Solid, but Brings Nothing New to the Table
HIGH Wei Shen's impeccably rendered muscular torso.
WTF Lucy Liu and Emma Stone's characters have only minutes of screen time.
Sleeping Dogs was a hard game to play. It wasn't the difficulty, the dirty story or somewhat shocking violence that made it rough. It was hard in the sense that despite switching developers, publishers and avoiding cancellations, it didn't feel like anything special.
At every turn, Sleeping Dogs carries a been-there-done-that feeling reminiscent of every open-world game that's come before it. It's a spliced-together Frankenstein's monster that borrows from Grand Theft Auto, Batman: Arkham City, Dead to Rights, Saints Row: The Third and Assassin's Creed, and its whole isn't as great as the parts. It pulls its driving, shooting, chasing and hand-to-hand combat off well, but not well enough to be memorable after turning it off.
Wei Shen is the star—a former gang affiliate who's been doing something the game never really clarifies in California for a while. He's back to Hong Kong at the start, and deep undercover for the police as he infiltrates the Sun On Yee, a local gang in the Triad.
Much like every other facet of the game, the story reeks of stuff that's been done a hundred times before. Shen starts as a measly foot soldier for higher-ups who don't trust him. He rises up through the gang by fighting, killing and racing. Nothing new here, folks. The only slight twist is his undercover cop status, although it doesn't stop him from doing gang activity. By the game's end, I had killed more people than the Triad probably had in the past decade.
Most missions find an excuse for Shen to fight a group of enemies to show off its not-quite-Batman combat system. The hand-to-hand fighting is good, but because Arkham City is already out, I'll never stop wondering why games try to match it. Unlocking new combos is a nice possibility, but not necessary. Enemies generally attack one at a time, so I'd stand and wait for one to punch, then counter and unleash a combo. Rinse, repeat.

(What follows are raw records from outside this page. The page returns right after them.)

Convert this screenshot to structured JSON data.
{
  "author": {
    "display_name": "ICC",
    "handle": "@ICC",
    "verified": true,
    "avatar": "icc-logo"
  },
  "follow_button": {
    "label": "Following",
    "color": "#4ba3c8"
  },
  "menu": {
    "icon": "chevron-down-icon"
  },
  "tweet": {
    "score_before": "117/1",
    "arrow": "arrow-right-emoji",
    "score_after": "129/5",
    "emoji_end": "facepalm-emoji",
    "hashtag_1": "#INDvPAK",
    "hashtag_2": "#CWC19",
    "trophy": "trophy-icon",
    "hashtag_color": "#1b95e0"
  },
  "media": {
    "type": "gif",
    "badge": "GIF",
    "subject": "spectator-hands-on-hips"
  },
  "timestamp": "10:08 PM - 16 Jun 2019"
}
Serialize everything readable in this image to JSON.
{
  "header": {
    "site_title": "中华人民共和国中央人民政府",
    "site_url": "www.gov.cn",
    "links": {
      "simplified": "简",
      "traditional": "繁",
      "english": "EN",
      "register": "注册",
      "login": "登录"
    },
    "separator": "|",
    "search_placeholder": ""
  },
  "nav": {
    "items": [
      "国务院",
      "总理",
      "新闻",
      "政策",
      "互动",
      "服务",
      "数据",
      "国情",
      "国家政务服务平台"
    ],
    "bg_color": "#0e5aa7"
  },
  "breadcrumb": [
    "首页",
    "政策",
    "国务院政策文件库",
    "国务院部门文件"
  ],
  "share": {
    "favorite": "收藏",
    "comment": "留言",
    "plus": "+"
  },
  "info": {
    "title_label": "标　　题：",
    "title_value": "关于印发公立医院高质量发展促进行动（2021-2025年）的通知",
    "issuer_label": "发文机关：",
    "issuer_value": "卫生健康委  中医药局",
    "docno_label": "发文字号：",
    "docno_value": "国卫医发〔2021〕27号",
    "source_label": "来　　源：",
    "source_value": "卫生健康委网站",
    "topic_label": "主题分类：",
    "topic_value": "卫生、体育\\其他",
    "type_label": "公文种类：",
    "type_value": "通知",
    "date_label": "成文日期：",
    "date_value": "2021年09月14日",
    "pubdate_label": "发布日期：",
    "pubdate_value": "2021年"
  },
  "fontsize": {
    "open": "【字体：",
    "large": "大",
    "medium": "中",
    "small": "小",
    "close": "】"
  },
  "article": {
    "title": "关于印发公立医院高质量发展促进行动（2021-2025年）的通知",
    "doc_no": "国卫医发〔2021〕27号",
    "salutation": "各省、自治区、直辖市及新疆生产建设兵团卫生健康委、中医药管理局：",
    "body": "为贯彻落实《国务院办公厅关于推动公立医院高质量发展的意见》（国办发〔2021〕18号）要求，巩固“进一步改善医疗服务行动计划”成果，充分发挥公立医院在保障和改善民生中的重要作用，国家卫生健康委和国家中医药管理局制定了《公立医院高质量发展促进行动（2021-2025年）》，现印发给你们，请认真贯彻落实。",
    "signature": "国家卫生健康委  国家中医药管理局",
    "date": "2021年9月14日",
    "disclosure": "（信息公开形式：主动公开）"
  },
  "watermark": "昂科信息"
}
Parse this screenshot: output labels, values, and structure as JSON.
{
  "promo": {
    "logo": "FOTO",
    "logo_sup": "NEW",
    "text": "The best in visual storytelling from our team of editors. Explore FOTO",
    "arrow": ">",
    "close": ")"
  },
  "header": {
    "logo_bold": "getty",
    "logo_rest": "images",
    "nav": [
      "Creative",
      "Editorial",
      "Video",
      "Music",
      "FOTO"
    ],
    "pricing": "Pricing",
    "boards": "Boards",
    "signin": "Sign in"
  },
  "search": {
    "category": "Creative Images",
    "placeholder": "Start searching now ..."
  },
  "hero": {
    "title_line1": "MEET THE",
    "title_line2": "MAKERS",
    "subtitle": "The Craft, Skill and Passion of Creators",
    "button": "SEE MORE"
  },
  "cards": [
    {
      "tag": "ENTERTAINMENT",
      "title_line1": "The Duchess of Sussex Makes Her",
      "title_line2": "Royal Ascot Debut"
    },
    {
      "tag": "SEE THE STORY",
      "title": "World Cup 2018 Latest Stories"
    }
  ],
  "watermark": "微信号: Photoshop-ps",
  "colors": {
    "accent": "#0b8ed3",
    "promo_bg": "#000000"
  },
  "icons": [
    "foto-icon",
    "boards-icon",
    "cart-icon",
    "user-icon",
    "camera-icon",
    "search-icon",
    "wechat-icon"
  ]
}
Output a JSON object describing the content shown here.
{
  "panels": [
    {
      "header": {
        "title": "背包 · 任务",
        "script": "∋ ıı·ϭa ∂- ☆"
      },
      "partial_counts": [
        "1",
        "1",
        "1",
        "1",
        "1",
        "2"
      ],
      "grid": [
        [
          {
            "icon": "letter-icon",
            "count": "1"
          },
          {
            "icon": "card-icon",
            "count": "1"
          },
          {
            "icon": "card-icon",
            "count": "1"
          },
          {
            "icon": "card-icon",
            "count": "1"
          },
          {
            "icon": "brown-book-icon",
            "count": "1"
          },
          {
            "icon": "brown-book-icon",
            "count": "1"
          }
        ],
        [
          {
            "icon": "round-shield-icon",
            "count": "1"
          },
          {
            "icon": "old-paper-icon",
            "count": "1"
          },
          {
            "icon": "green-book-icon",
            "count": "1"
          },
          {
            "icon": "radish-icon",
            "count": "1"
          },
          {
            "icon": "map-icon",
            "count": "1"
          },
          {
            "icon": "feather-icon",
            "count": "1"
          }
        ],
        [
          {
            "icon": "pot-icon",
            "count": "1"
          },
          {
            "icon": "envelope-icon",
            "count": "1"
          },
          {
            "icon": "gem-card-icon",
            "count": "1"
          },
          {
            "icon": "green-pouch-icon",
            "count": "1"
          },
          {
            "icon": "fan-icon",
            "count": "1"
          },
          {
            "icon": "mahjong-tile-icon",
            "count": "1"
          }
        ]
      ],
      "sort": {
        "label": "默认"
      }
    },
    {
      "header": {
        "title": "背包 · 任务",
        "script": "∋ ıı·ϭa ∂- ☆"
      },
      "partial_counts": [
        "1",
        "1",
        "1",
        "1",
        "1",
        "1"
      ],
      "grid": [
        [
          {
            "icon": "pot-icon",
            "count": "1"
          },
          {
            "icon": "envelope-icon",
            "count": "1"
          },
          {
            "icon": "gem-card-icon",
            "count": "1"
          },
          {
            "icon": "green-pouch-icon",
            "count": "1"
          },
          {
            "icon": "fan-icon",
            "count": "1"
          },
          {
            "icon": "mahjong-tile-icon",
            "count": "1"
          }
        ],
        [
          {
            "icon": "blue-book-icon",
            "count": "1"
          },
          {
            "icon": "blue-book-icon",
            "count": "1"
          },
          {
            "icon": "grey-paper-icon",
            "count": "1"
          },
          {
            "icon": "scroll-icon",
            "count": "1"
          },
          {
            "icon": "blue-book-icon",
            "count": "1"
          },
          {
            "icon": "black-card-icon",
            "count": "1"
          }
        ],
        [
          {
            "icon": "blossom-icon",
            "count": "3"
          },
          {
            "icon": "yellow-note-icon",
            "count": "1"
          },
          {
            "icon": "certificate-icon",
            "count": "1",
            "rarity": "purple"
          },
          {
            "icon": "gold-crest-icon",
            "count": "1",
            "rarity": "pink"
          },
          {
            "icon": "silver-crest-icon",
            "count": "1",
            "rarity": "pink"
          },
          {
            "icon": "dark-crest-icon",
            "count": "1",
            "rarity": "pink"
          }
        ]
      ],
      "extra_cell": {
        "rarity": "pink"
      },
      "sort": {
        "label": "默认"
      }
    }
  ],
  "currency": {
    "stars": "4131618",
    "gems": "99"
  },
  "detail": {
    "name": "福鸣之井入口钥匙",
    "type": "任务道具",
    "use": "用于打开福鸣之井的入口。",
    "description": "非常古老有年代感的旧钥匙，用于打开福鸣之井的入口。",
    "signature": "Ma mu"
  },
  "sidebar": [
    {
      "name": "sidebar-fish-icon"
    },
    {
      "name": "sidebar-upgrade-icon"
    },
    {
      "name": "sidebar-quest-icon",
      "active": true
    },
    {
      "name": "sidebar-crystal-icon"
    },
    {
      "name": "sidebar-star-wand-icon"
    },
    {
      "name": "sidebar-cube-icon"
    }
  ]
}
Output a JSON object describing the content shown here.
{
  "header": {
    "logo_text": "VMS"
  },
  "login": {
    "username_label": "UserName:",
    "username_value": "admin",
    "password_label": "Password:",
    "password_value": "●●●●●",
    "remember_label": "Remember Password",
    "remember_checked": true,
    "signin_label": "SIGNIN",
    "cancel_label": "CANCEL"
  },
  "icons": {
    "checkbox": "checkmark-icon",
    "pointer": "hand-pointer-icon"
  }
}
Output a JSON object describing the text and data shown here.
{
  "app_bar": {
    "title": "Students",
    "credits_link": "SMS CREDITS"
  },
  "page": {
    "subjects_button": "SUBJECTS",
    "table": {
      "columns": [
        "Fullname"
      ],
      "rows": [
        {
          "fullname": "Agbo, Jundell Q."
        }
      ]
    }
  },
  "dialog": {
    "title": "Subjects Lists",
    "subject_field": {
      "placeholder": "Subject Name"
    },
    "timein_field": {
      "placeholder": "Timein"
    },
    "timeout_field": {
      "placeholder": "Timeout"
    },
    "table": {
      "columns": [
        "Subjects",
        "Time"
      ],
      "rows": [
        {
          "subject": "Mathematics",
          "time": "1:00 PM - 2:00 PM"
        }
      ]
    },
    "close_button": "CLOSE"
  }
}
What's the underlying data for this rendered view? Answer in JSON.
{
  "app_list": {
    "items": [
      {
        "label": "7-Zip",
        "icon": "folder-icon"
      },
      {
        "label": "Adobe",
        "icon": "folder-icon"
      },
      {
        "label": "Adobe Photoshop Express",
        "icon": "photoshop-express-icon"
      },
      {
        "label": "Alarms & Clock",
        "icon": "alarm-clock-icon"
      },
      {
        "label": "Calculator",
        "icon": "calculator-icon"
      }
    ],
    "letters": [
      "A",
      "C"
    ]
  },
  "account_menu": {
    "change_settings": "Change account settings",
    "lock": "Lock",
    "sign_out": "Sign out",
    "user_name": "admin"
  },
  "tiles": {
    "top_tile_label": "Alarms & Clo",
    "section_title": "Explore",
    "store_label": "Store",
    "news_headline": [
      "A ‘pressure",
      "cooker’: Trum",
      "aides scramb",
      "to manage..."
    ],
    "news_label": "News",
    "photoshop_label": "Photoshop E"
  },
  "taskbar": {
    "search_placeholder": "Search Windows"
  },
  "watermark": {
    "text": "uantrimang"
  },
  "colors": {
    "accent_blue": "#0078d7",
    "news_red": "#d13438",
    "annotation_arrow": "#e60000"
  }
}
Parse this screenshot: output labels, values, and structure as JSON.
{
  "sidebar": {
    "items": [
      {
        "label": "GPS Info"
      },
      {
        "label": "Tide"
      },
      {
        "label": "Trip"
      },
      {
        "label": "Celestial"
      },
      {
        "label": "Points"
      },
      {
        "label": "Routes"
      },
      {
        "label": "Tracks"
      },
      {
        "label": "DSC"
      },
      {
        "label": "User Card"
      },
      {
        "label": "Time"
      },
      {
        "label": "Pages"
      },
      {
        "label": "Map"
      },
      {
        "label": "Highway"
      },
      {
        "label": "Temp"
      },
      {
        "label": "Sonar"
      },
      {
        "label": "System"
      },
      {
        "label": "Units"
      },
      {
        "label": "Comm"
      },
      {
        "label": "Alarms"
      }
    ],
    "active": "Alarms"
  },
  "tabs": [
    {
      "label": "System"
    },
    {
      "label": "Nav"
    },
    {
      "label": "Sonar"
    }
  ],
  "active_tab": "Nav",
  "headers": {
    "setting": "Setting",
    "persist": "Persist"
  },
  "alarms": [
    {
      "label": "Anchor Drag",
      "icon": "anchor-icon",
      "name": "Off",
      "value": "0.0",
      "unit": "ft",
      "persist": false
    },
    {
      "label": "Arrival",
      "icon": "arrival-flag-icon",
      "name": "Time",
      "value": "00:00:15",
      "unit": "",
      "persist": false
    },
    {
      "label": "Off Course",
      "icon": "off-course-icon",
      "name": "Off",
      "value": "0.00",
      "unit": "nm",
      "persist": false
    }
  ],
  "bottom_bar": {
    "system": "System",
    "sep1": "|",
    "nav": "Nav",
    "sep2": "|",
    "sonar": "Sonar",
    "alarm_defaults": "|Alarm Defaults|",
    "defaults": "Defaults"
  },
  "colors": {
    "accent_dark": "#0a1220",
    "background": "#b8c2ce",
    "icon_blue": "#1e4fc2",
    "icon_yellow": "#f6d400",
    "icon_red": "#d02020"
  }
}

Gunplay doesn't show up until hours into the game. It's fine, but nothing special either. Take cover and pop up to shoot with occasional slow-mo. Sleeping Dogs even miraculously steals the carjacking by jumping from car-to-car from Vin Diesel's Wheelman. Remember that game? No one else does, either.
The only times I felt pure bliss in Sleeping Dogs was when I was driving 80mph and leaning out the window to fire machine gun rounds at a pursuer's car. If Shen blows a tire off, the car ramps up under a glorious orange explosion in slow motion. Those moments were exhilarating and cinematic.
Sleeping Dogs has two skill trees during the campaign, one for Triad behavior and one for Police behavior. Most rewards aren't that useful, though. I found myself arbitrarily picking some and rarely, if ever, using them. The most baffling upgrade is the Face meter, which is essentially a reputation meter. It only increases if you do certain non-mission-related jobs and favors.
The favors are usually simple, such as driving someone somewhere or apprehending a thief. The rewards tied to upgrading the Face meter mostly lie in new clothing options at stores or cars to buy. The confusing part is there are clothing shops open and stocked with merchandise Shen can't buy until his Face value is up to a certain level, rendering the shops completely useless. By the end of the game, my Shen was walking around with more than $600,000 in his pocket, and he couldn't buy certain clothes or cars. He even had nice clothes that were gifts for completing certain missions in his own closet that he couldn't put on. It made no sense.
Even though Sleeping Dogs is a technically successful game, it's nothing new—it only made me want to play the games it borrows from instead. I guess imitation is the sincerest form of flattery, but when it's pulled off without adding much of its own, it doesn't make for a meaningful or worthwhile play experience.
—by Corey Motley
Disclosures: This game was obtained via rental and reviewed on the Xbox 360. Approximately 13.5 hours of play were devoted to the single-player mode, and the game was completed. Zero hours of play were spent in multiplayer modes.